Retype the records below exactly as they appear.

Start of Block

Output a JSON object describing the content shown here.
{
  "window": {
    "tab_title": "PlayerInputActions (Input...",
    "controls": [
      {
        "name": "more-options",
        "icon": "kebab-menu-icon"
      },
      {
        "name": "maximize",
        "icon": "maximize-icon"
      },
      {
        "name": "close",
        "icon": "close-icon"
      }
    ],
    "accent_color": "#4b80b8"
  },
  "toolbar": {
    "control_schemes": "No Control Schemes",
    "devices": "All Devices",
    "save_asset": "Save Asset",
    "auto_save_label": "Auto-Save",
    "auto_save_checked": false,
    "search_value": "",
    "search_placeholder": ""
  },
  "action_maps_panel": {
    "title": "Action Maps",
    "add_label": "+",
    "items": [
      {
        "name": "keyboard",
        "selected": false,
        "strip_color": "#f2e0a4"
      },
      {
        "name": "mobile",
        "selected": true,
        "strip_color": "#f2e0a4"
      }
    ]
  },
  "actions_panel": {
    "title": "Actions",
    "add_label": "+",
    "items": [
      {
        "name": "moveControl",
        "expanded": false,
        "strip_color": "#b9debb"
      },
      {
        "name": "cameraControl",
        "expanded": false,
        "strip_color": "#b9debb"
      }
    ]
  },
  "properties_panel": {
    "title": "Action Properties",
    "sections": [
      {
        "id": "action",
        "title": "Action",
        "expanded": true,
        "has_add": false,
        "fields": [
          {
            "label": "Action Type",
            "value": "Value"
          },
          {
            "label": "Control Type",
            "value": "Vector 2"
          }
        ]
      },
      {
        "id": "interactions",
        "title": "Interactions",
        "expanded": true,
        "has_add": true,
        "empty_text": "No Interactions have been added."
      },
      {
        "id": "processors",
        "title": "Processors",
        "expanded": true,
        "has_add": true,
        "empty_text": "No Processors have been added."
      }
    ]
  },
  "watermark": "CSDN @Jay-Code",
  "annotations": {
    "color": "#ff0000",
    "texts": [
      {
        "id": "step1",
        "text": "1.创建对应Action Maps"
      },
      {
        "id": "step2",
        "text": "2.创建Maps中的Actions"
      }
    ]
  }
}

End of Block

#### [EXERCISE ANSWER]
Output a JSON object describing the content shown here.
{
  "window": {
    "tab_title": "PlayerInputActions (Input...",
    "controls": [
      {
        "name": "more-options",
        "icon": "kebab-menu-icon"
      },
      {
        "name": "maximize",
        "icon": "maximize-icon"
      },
      {
        "name": "close",
        "icon": "close-icon"
      }
    ],
    "accent_color": "#4b80b8"
  },
  "toolbar": {
    "control_schemes": "No Control Schemes",
    "devices": "All Devices",
    "save_asset": "Save Asset",
    "auto_save_label": "Auto-Save",
    "auto_save_checked": false,
    "search_value": "",
    "search_placeholder": ""
  },
  "action_maps_panel": {
    "title": "Action Maps",
    "add_label": "+",
    "items": [
      {
        "name": "keyboard",
        "selected": false,
        "strip_color": "#f2e0a4"
      },
      {
        "name": "mobile",
        "selected": true,
        "strip_color": "#f2e0a4"
      }
    ]
  },
  "actions_panel": {
    "title": "Actions",
    "add_label": "+",
    "items": [
      {
        "name": "moveControl",
        "expanded": false,
        "strip_color": "#b9debb"
      },
      {
        "name": "cameraControl",
        "expanded": false,
        "strip_color": "#b9debb"
      }
    ]
  },
  "properties_panel": {
    "title": "Action Properties",
    "sections": [
      {
        "id": "action",
        "title": "Action",
        "expanded": true,
        "has_add": false,
        "fields": [
          {
            "label": "Action Type",
            "value": "Value"
          },
          {
            "label": "Control Type",
            "value": "Vector 2"
          }
        ]
      },
      {
        "id": "interactions",
        "title": "Interactions",
        "expanded": true,
        "has_add": true,
        "empty_text": "No Interactions have been added."
      },
      {
        "id": "processors",
        "title": "Processors",
        "expanded": true,
        "has_add": true,
        "empty_text": "No Processors have been added."
      }
    ]
  },
  "watermark": "CSDN @Jay-Code",
  "annotations": {
    "color": "#ff0000",
    "texts": [
      {
        "id": "step1",
        "text": "1.创建对应Action Maps"
      },
      {
        "id": "step2",
        "text": "2.创建Maps中的Actions"
      }
    ]
  }
}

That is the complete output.